Start of Extracted records

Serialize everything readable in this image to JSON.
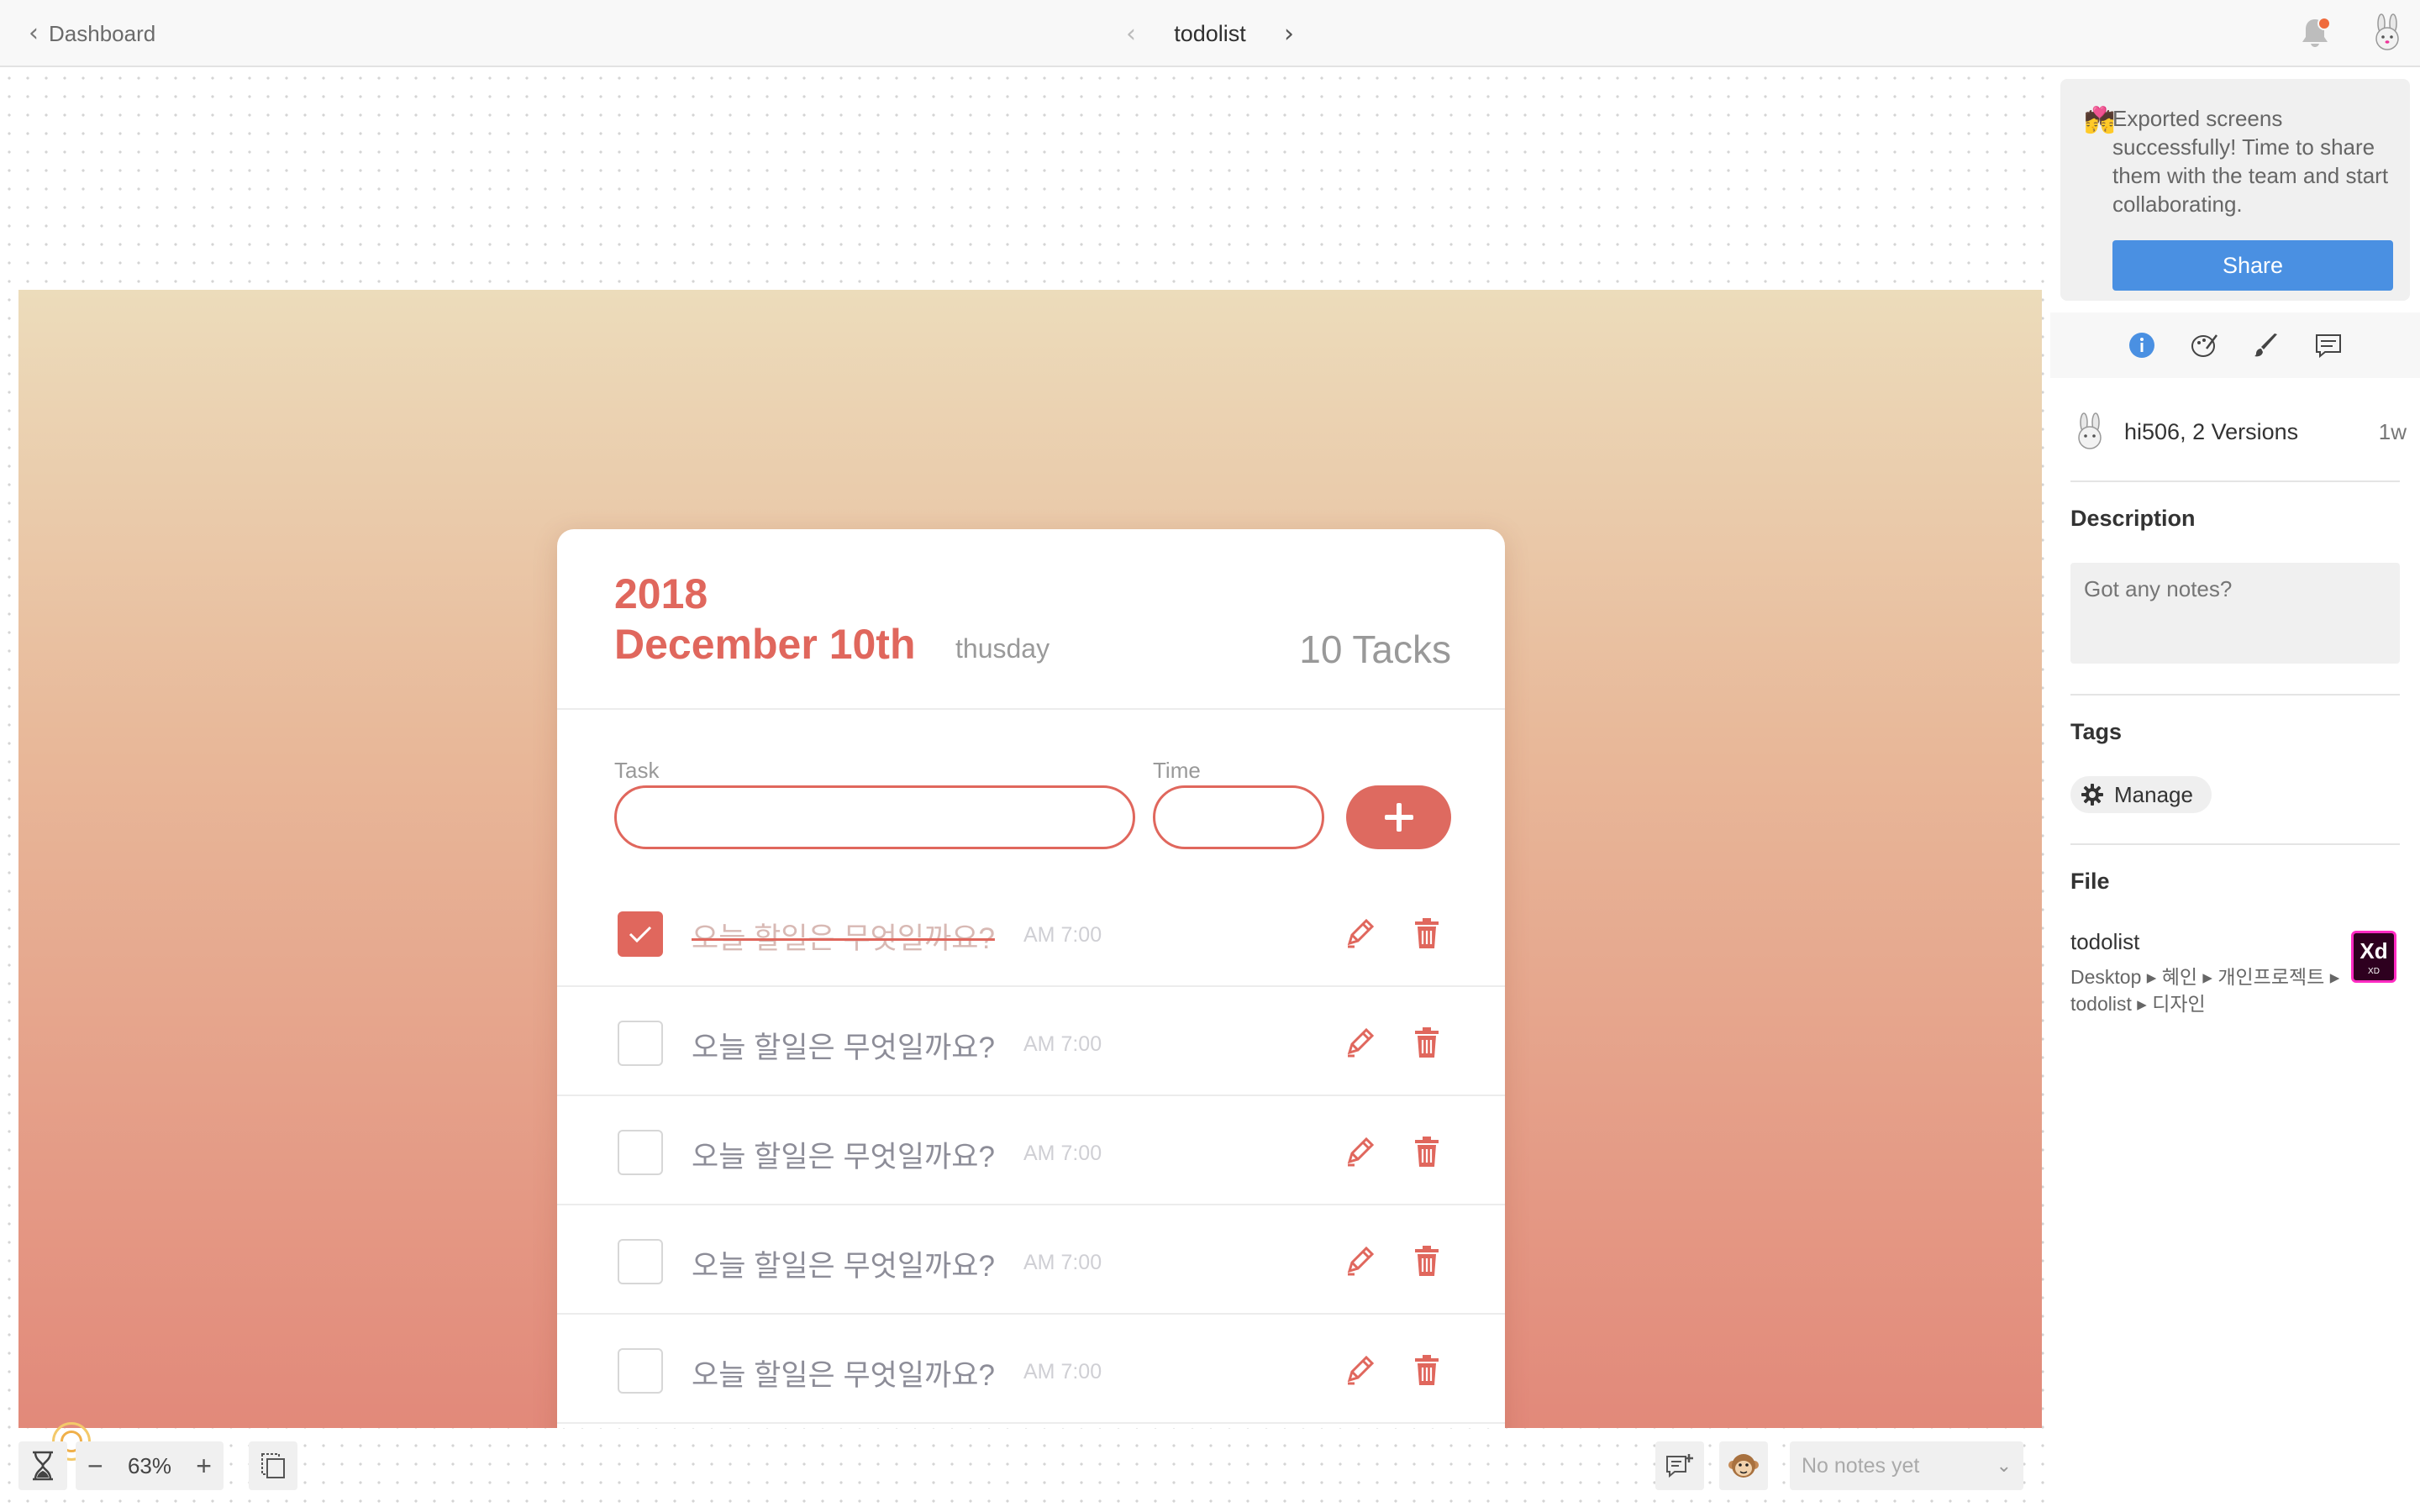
{
  "topbar": {
    "back_label": "Dashboard",
    "doc_title": "todolist"
  },
  "card": {
    "year": "2018",
    "date": "December 10th",
    "weekday": "thusday",
    "task_count": "10 Tacks",
    "task_label": "Task",
    "time_label": "Time"
  },
  "tasks": [
    {
      "text": "오늘 할일은 무엇일까요?",
      "time": "AM 7:00",
      "done": true
    },
    {
      "text": "오늘 할일은 무엇일까요?",
      "time": "AM 7:00",
      "done": false
    },
    {
      "text": "오늘 할일은 무엇일까요?",
      "time": "AM 7:00",
      "done": false
    },
    {
      "text": "오늘 할일은 무엇일까요?",
      "time": "AM 7:00",
      "done": false
    },
    {
      "text": "오늘 할일은 무엇일까요?",
      "time": "AM 7:00",
      "done": false
    }
  ],
  "bottom": {
    "zoom": "63%",
    "notes_placeholder": "No notes yet"
  },
  "panel": {
    "toast_emoji": "💏",
    "toast_text": "Exported screens successfully! Time to share them with the team and start collaborating.",
    "share_label": "Share",
    "owner": "hi506, 2 Versions",
    "owner_time": "1w",
    "description_title": "Description",
    "description_placeholder": "Got any notes?",
    "tags_title": "Tags",
    "manage_label": "Manage",
    "file_title": "File",
    "file_name": "todolist",
    "file_path": "Desktop ▸ 혜인 ▸ 개인프로젝트 ▸ todolist ▸ 디자인",
    "xd_label": "Xd",
    "xd_sub": "XD"
  },
  "colors": {
    "accent": "#e0675d",
    "share_blue": "#4a90e2",
    "notification": "#ef6b3d"
  },
  "icons": [
    "chevron-left-icon",
    "chevron-right-icon",
    "bell-icon",
    "bunny-avatar-icon",
    "plus-icon",
    "check-icon",
    "pencil-icon",
    "trash-icon",
    "hourglass-icon",
    "minus-icon",
    "artboard-icon",
    "add-note-icon",
    "monkey-icon",
    "info-icon",
    "palette-icon",
    "brush-icon",
    "comment-icon",
    "gear-icon",
    "xd-file-icon"
  ]
}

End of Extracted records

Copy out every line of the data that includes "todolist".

- **Result of the exercise**
    "doc_title": "todolist"
    "file_name": "todolist",
    "file_path": "Desktop ▸ 혜인 ▸ 개인프로젝트 ▸ todolist ▸ 디자인",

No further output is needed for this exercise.